(Items listed in a dataset)
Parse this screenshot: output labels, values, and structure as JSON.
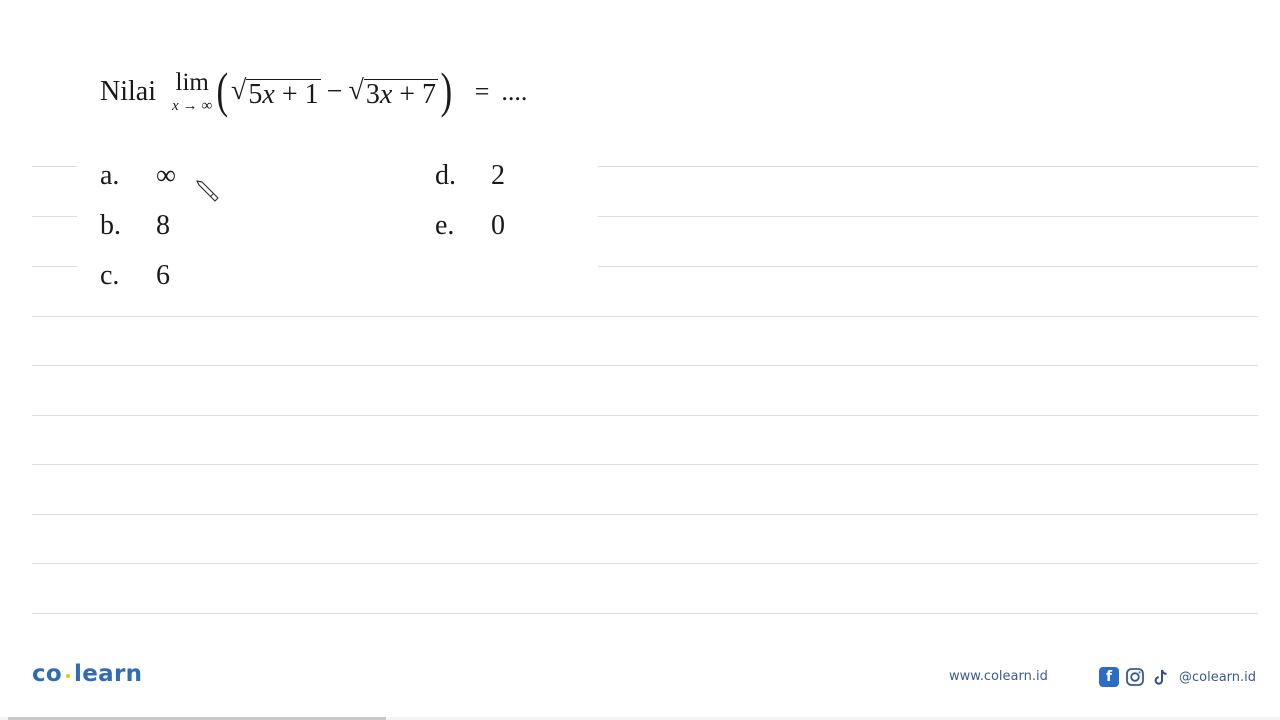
{
  "question": {
    "label": "Nilai",
    "limit_word": "lim",
    "limit_variable": "x",
    "limit_arrow": "→",
    "limit_target": "∞",
    "open_paren": "(",
    "close_paren": ")",
    "radicand_1": {
      "coef": "5",
      "var": "x",
      "rest": " + 1"
    },
    "minus": "−",
    "radicand_2": {
      "coef": "3",
      "var": "x",
      "rest": " + 7"
    },
    "equals": "=",
    "ellipsis": "...."
  },
  "options": [
    {
      "letter": "a.",
      "value": "∞"
    },
    {
      "letter": "b.",
      "value": "8"
    },
    {
      "letter": "c.",
      "value": "6"
    },
    {
      "letter": "d.",
      "value": "2"
    },
    {
      "letter": "e.",
      "value": "0"
    }
  ],
  "footer": {
    "logo_left": "co",
    "logo_right": "learn",
    "website": "www.colearn.id",
    "social_handle": "@colearn.id",
    "facebook_glyph": "f"
  },
  "video_progress": 0.295,
  "colors": {
    "brand_blue": "#2f6cb4",
    "brand_yellow": "#f2c200",
    "rule_gray": "#dedede"
  }
}
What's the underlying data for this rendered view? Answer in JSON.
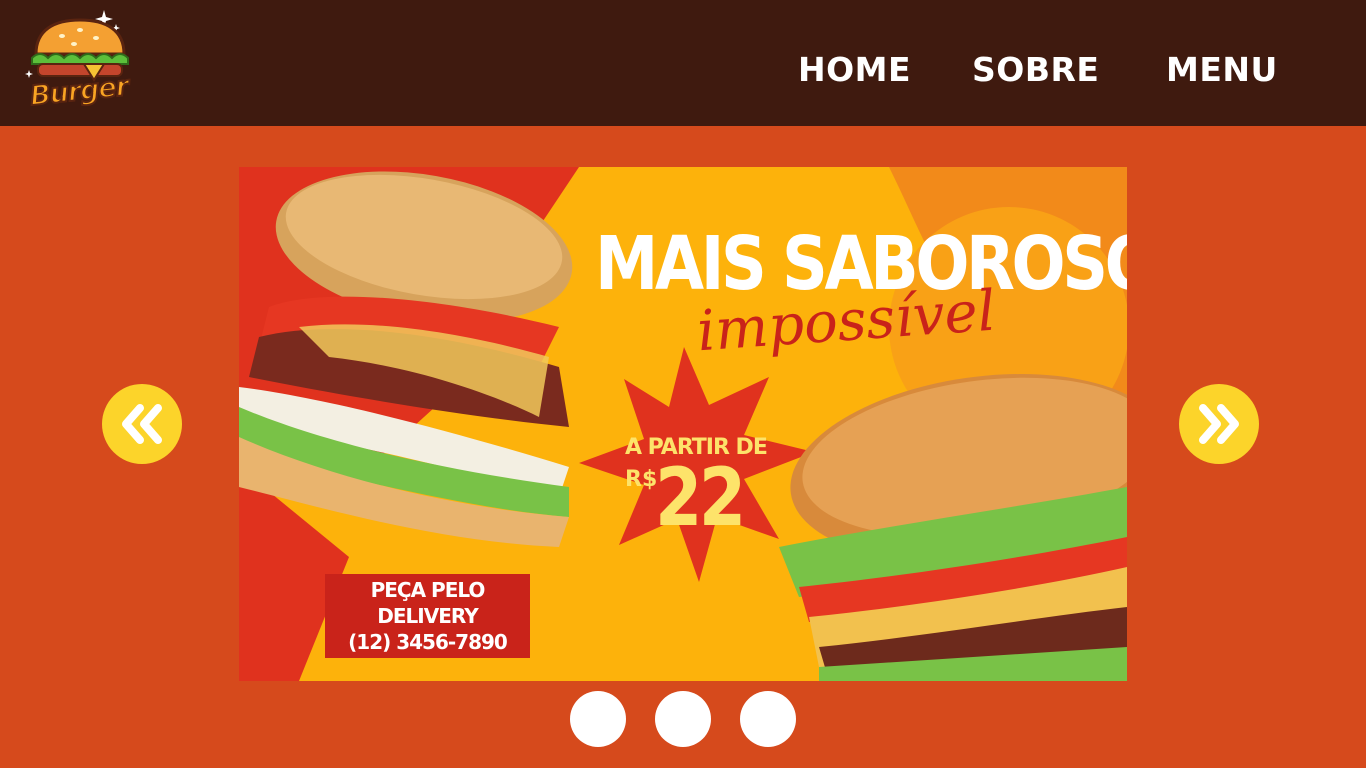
{
  "header": {
    "logo_text": "Burger",
    "nav": [
      {
        "label": "HOME"
      },
      {
        "label": "SOBRE"
      },
      {
        "label": "MENU"
      }
    ]
  },
  "carousel": {
    "banner": {
      "headline": "MAIS SABOROSO",
      "script": "impossível",
      "price_prefix": "A PARTIR DE",
      "currency": "R$",
      "price": "22",
      "delivery_line1": "PEÇA PELO DELIVERY",
      "delivery_phone": "(12) 3456-7890"
    },
    "prev_icon": "double-chevron-left-icon",
    "next_icon": "double-chevron-right-icon",
    "slide_count": 3
  },
  "colors": {
    "page_bg": "#d64a1c",
    "header_bg": "#3f1a0f",
    "nav_text": "#ffffff",
    "arrow_bg": "#fcd42a",
    "banner_bg": "#fdb20b",
    "banner_red": "#e0321e",
    "dot": "#ffffff"
  }
}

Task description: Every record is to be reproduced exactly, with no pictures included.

Solution for this problem:
Parse this screenshot: output labels, values, and structure as JSON.
{
  "question": {
    "label": "Nilai",
    "limit_word": "lim",
    "limit_variable": "x",
    "limit_arrow": "→",
    "limit_target": "∞",
    "open_paren": "(",
    "close_paren": ")",
    "radicand_1": {
      "coef": "5",
      "var": "x",
      "rest": " + 1"
    },
    "minus": "−",
    "radicand_2": {
      "coef": "3",
      "var": "x",
      "rest": " + 7"
    },
    "equals": "=",
    "ellipsis": "...."
  },
  "options": [
    {
      "letter": "a.",
      "value": "∞"
    },
    {
      "letter": "b.",
      "value": "8"
    },
    {
      "letter": "c.",
      "value": "6"
    },
    {
      "letter": "d.",
      "value": "2"
    },
    {
      "letter": "e.",
      "value": "0"
    }
  ],
  "footer": {
    "logo_left": "co",
    "logo_right": "learn",
    "website": "www.colearn.id",
    "social_handle": "@colearn.id",
    "facebook_glyph": "f"
  },
  "video_progress": 0.295,
  "colors": {
    "brand_blue": "#2f6cb4",
    "brand_yellow": "#f2c200",
    "rule_gray": "#dedede"
  }
}
What's the underlying data for this rendered view? Answer in JSON.
{
  "header": {
    "logo_text": "Burger",
    "nav": [
      {
        "label": "HOME"
      },
      {
        "label": "SOBRE"
      },
      {
        "label": "MENU"
      }
    ]
  },
  "carousel": {
    "banner": {
      "headline": "MAIS SABOROSO",
      "script": "impossível",
      "price_prefix": "A PARTIR DE",
      "currency": "R$",
      "price": "22",
      "delivery_line1": "PEÇA PELO DELIVERY",
      "delivery_phone": "(12) 3456-7890"
    },
    "prev_icon": "double-chevron-left-icon",
    "next_icon": "double-chevron-right-icon",
    "slide_count": 3
  },
  "colors": {
    "page_bg": "#d64a1c",
    "header_bg": "#3f1a0f",
    "nav_text": "#ffffff",
    "arrow_bg": "#fcd42a",
    "banner_bg": "#fdb20b",
    "banner_red": "#e0321e",
    "dot": "#ffffff"
  }
}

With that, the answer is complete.